Syria hospital
The rubble of a hospital supported by Doctors Without Borders (MSF) near Murat al-Numan, in Syria's northern province of Idlib AFP

The Assad regime and its Russian patrons have been deliberately bombing hospitals in rebel-held areas to pave the way for a ground invasion, according to rights groups that accused the two allies of war crimes. Amnesty International said it gathered "compelling evidence" of air strikes systematically targeting medical facilities in the northern Aleppo governorate.

The group said it documented at least six such attacks that killed at least three civilians and injured more than 40 over the past three months. The pattern suggested Russia and the regime used the strikes as a strategy to force residents to flee before laying siege to a town or village, the report said.

"What is truly egregious is that wiping out hospitals appears to have become part of their military strategy," said Amnesty crisis response director, Tirana Hassan. The NGO evidence shows missile strikes and bombings struck hospitals and health clinics in the towns of Tel Rifaat, Maskan, Anadan and Hreitan, before government forces or Kurdish fighters moved in.

"Hospitals, water and electricity are always the first to be attacked," Amnesty quoted a doctor from Adnan as saying. "Once that happens people no longer have services to survive."

A family from Hreitan said they were forced to leave after the local hospital and vital infrastructures were flattened in February. "Very few families remained because they can't leave the city," the unnamed father was quoted as saying. "The airstrikes destroyed the city's infrastructure including hospitals so there are no more services for us to be able to survive."

The report said the technique was in breach of international humanitarian law and amounted to a war crime. The six cases were just a drop in an ocean of more than 340 attacks against medical facilities reported by monitoring group Physicians for Human Rights since the Syrian conflict began in 2011.

Amnesty's report came after Nato's top general accused Russia of deliberately fuelling the migrant crisis with its war actions in Syria to use refugees as a weapon against Europe. "Together, Russia and the Assad regime are deliberately weaponising migration in an attempt to overwhelm European structures and break European resolve," General Phil Breedlove, told a Senate committee in Washington.

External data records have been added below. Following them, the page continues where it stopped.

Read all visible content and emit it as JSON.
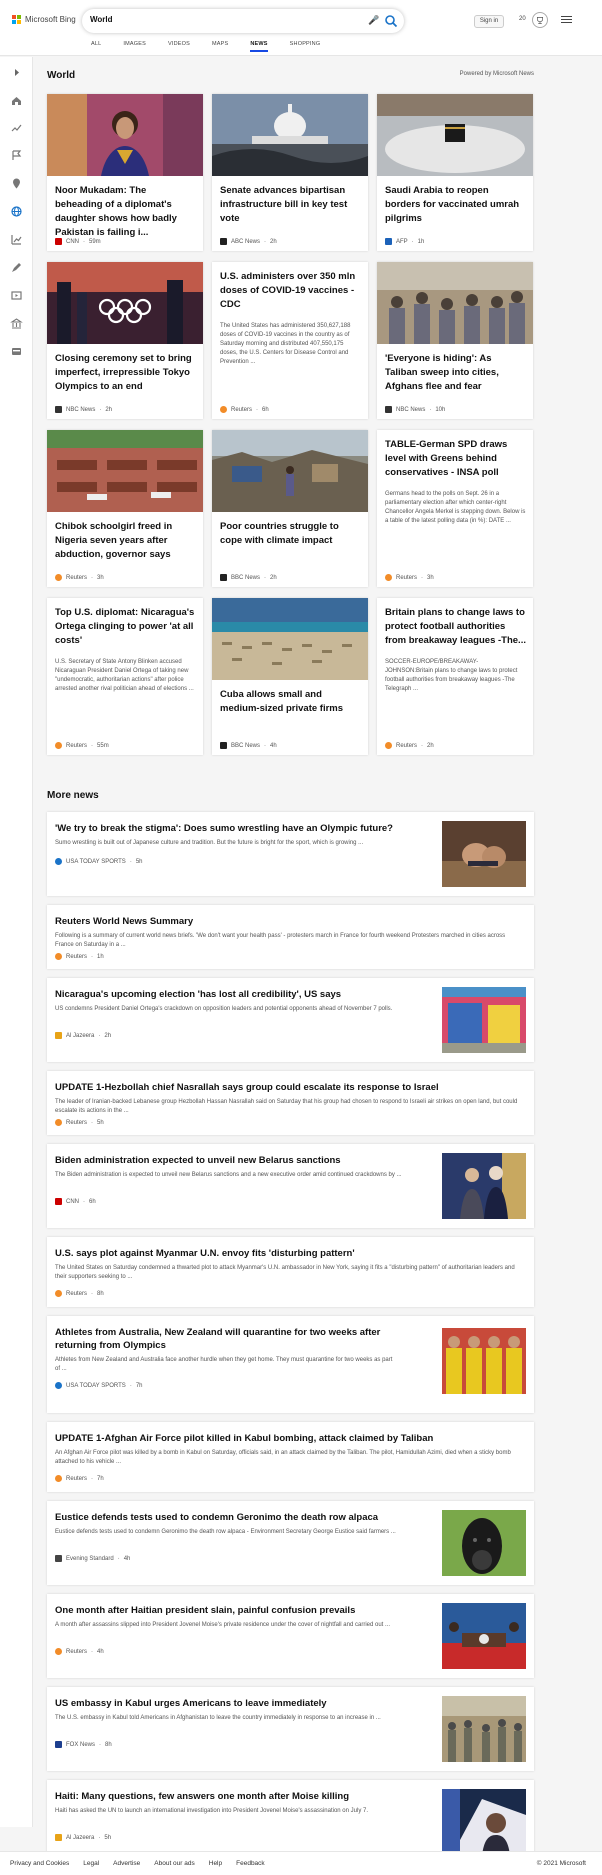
{
  "header": {
    "logo_text": "Microsoft Bing",
    "search_query": "World",
    "sign_in": "Sign in",
    "rewards_count": "20"
  },
  "tabs": [
    {
      "label": "ALL"
    },
    {
      "label": "IMAGES"
    },
    {
      "label": "VIDEOS"
    },
    {
      "label": "MAPS"
    },
    {
      "label": "NEWS"
    },
    {
      "label": "SHOPPING"
    }
  ],
  "world": {
    "title": "World",
    "powered_by": "Powered by Microsoft News",
    "cards": [
      {
        "title": "Noor Mukadam: The beheading of a diplomat's daughter shows how badly Pakistan is failing i...",
        "snippet": "",
        "source": "CNN",
        "time": "59m",
        "src_color": "#cc0000"
      },
      {
        "title": "Senate advances bipartisan infrastructure bill in key test vote",
        "snippet": "",
        "source": "ABC News",
        "time": "2h",
        "src_color": "#222222"
      },
      {
        "title": "Saudi Arabia to reopen borders for vaccinated umrah pilgrims",
        "snippet": "",
        "source": "AFP",
        "time": "1h",
        "src_color": "#1c62b9"
      },
      {
        "title": "Closing ceremony set to bring imperfect, irrepressible Tokyo Olympics to an end",
        "snippet": "",
        "source": "NBC News",
        "time": "2h",
        "src_color": "#333333"
      },
      {
        "title": "U.S. administers over 350 mln doses of COVID-19 vaccines - CDC",
        "snippet": "The United States has administered 350,627,188 doses of COVID-19 vaccines in the country as of Saturday morning and distributed 407,550,175 doses, the U.S. Centers for Disease Control and Prevention ...",
        "source": "Reuters",
        "time": "6h",
        "src_color": "#f28c28"
      },
      {
        "title": "'Everyone is hiding': As Taliban sweep into cities, Afghans flee and fear",
        "snippet": "",
        "source": "NBC News",
        "time": "10h",
        "src_color": "#333333"
      },
      {
        "title": "Chibok schoolgirl freed in Nigeria seven years after abduction, governor says",
        "snippet": "",
        "source": "Reuters",
        "time": "3h",
        "src_color": "#f28c28"
      },
      {
        "title": "Poor countries struggle to cope with climate impact",
        "snippet": "",
        "source": "BBC News",
        "time": "2h",
        "src_color": "#222222"
      },
      {
        "title": "TABLE-German SPD draws level with Greens behind conservatives - INSA poll",
        "snippet": "Germans head to the polls on Sept. 26 in a parliamentary election after which center-right Chancellor Angela Merkel is stepping down. Below is a table of the latest polling data (in %): DATE ...",
        "source": "Reuters",
        "time": "3h",
        "src_color": "#f28c28"
      },
      {
        "title": "Top U.S. diplomat: Nicaragua's Ortega clinging to power 'at all costs'",
        "snippet": "U.S. Secretary of State Antony Blinken accused Nicaraguan President Daniel Ortega of taking new \"undemocratic, authoritarian actions\" after police arrested another rival politician ahead of elections ...",
        "source": "Reuters",
        "time": "55m",
        "src_color": "#f28c28"
      },
      {
        "title": "Cuba allows small and medium-sized private firms",
        "snippet": "",
        "source": "BBC News",
        "time": "4h",
        "src_color": "#222222"
      },
      {
        "title": "Britain plans to change laws to protect football authorities from breakaway leagues -The...",
        "snippet": "SOCCER-EUROPE/BREAKAWAY-JOHNSON:Britain plans to change laws to protect football authorities from breakaway leagues -The Telegraph ...",
        "source": "Reuters",
        "time": "2h",
        "src_color": "#f28c28"
      }
    ]
  },
  "more_news": {
    "title": "More news",
    "items": [
      {
        "title": "'We try to break the stigma': Does sumo wrestling have an Olympic future?",
        "snippet": "Sumo wrestling is built out of Japanese culture and tradition. But the future is bright for the sport, which is growing ...",
        "source": "USA TODAY SPORTS",
        "time": "5h",
        "src_color": "#1a73c8"
      },
      {
        "title": "Reuters World News Summary",
        "snippet": "Following is a summary of current world news briefs. 'We don't want your health pass' - protesters march in France for fourth weekend Protesters marched in cities across France on Saturday in a ...",
        "source": "Reuters",
        "time": "1h",
        "src_color": "#f28c28"
      },
      {
        "title": "Nicaragua's upcoming election 'has lost all credibility', US says",
        "snippet": "US condemns President Daniel Ortega's crackdown on opposition leaders and potential opponents ahead of November 7 polls.",
        "source": "Al Jazeera",
        "time": "2h",
        "src_color": "#e8a317"
      },
      {
        "title": "UPDATE 1-Hezbollah chief Nasrallah says group could escalate its response to Israel",
        "snippet": "The leader of Iranian-backed Lebanese group Hezbollah Hassan Nasrallah said on Saturday that his group had chosen to respond to Israeli air strikes on open land, but could escalate its actions in the ...",
        "source": "Reuters",
        "time": "5h",
        "src_color": "#f28c28"
      },
      {
        "title": "Biden administration expected to unveil new Belarus sanctions",
        "snippet": "The Biden administration is expected to unveil new Belarus sanctions and a new executive order amid continued crackdowns by ...",
        "source": "CNN",
        "time": "6h",
        "src_color": "#cc0000"
      },
      {
        "title": "U.S. says plot against Myanmar U.N. envoy fits 'disturbing pattern'",
        "snippet": "The United States on Saturday condemned a thwarted plot to attack Myanmar's U.N. ambassador in New York, saying it fits a \"disturbing pattern\" of authoritarian leaders and their supporters seeking to ...",
        "source": "Reuters",
        "time": "8h",
        "src_color": "#f28c28"
      },
      {
        "title": "Athletes from Australia, New Zealand will quarantine for two weeks after returning from Olympics",
        "snippet": "Athletes from New Zealand and Australia face another hurdle when they get home. They must quarantine for two weeks as part of ...",
        "source": "USA TODAY SPORTS",
        "time": "7h",
        "src_color": "#1a73c8"
      },
      {
        "title": "UPDATE 1-Afghan Air Force pilot killed in Kabul bombing, attack claimed by Taliban",
        "snippet": "An Afghan Air Force pilot was killed by a bomb in Kabul on Saturday, officials said, in an attack claimed by the Taliban. The pilot, Hamidullah Azimi, died when a sticky bomb attached to his vehicle ...",
        "source": "Reuters",
        "time": "7h",
        "src_color": "#f28c28"
      },
      {
        "title": "Eustice defends tests used to condemn Geronimo the death row alpaca",
        "snippet": "Eustice defends tests used to condemn Geronimo the death row alpaca - Environment Secretary George Eustice said farmers ...",
        "source": "Evening Standard",
        "time": "4h",
        "src_color": "#444444"
      },
      {
        "title": "One month after Haitian president slain, painful confusion prevails",
        "snippet": "A month after assassins slipped into President Jovenel Moise's private residence under the cover of nightfall and carried out ...",
        "source": "Reuters",
        "time": "4h",
        "src_color": "#f28c28"
      },
      {
        "title": "US embassy in Kabul urges Americans to leave immediately",
        "snippet": "The U.S. embassy in Kabul told Americans in Afghanistan to leave the country immediately in response to an increase in ...",
        "source": "FOX News",
        "time": "8h",
        "src_color": "#1d3f8f"
      },
      {
        "title": "Haiti: Many questions, few answers one month after Moise killing",
        "snippet": "Haiti has asked the UN to launch an international investigation into President Jovenel Moise's assassination on July 7.",
        "source": "Al Jazeera",
        "time": "5h",
        "src_color": "#e8a317"
      }
    ]
  },
  "footer": {
    "links": [
      "Privacy and Cookies",
      "Legal",
      "Advertise",
      "About our ads",
      "Help",
      "Feedback"
    ],
    "copyright": "© 2021 Microsoft"
  }
}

Moscow and Damascus have repeatedly denied targeting civilians.